3. Again, because you don`t want to sharpen the noise, the threshold should be more than 0, something along 3 to 5 for 100 ISO photos and more for noisy photos.
4. Very important and the biggest mistake here, in this workflow: You never apply the conventional USM AFTER hiralom, because you don`t want to USM sharpen something which has already been sharpened. So, it should be step 2 first and then step 1.
5. "-go to edit, then fade USM: opacity 100%, mode darken" When you sharpen you basically increase the contrast of the edges, so the dark edges get darker and the light ones brighter. It has been noticed that light halos are more noticeable than dark ones so it`s a good idea to do the sharpening on two separate layers, both copies of the hiralom sharpened layer. By setting the opacity of the light halos layer to 50% you make it twice as less pronounced as the dark halos layer.

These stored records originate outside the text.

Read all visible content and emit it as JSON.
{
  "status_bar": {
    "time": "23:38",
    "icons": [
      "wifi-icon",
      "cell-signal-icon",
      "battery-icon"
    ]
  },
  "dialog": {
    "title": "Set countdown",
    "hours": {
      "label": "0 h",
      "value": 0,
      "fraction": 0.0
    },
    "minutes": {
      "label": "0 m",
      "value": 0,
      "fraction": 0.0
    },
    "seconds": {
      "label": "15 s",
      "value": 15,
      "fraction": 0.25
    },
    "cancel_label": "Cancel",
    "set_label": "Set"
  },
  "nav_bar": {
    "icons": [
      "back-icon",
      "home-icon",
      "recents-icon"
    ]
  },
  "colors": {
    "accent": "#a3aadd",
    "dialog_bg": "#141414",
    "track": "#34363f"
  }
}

I`ve learned many things from Dan Margulis but the most important of them all is to "why" first and the "how" afterwords. Learning the fundamentals will make you smile when you see such a "not-so-secret-recipe" on the Net.:)
If you`d asked me, the only problem with your photo is not the sharpening but the very contrasty light which turned the forest almost black. You should have been in that location at sunrise:)...
npecanhuk (58170) 2010-04-22 11:56
That's a wonderful landscape picture!
I love the shapes of those mountains... they're mighty magnificent!
Your picture has excellent sharpness, exposure, colors, chosen pov, dof and composition!
TFS - congratulations!
Charo (51208) 2010-05-05 15:14
A beautiful valley crowned by those monumental snow-capped mountains with a funny name.
Great perspective and wonderful light and details.
swiatopelk777 (0) 2010-07-23 12:14
Beautiful three sisters. Spectacular view. Amazing colors. Fine picture.
Greetings from Warszawa!
hay_kes (30424) 2010-07-23 12:29
What a superb mountainscape with an excellent panorama.Great lighting and perspective.
- Copyright: Roland Roesler (Roly) (2024)
- Genre: Places
- Medium: Color
- Date Taken: 2010-04-10
- Categories: Nature
- Camera: Canon EOS 20D, Canon 17-40/4L USM, B+W 77mm Circular Polarizer
- Exposure: f/8, 1/200 seconds
- More Photo Info: view
- Photo Version: Original Version
- Date Submitted: 2010-04-11 17:56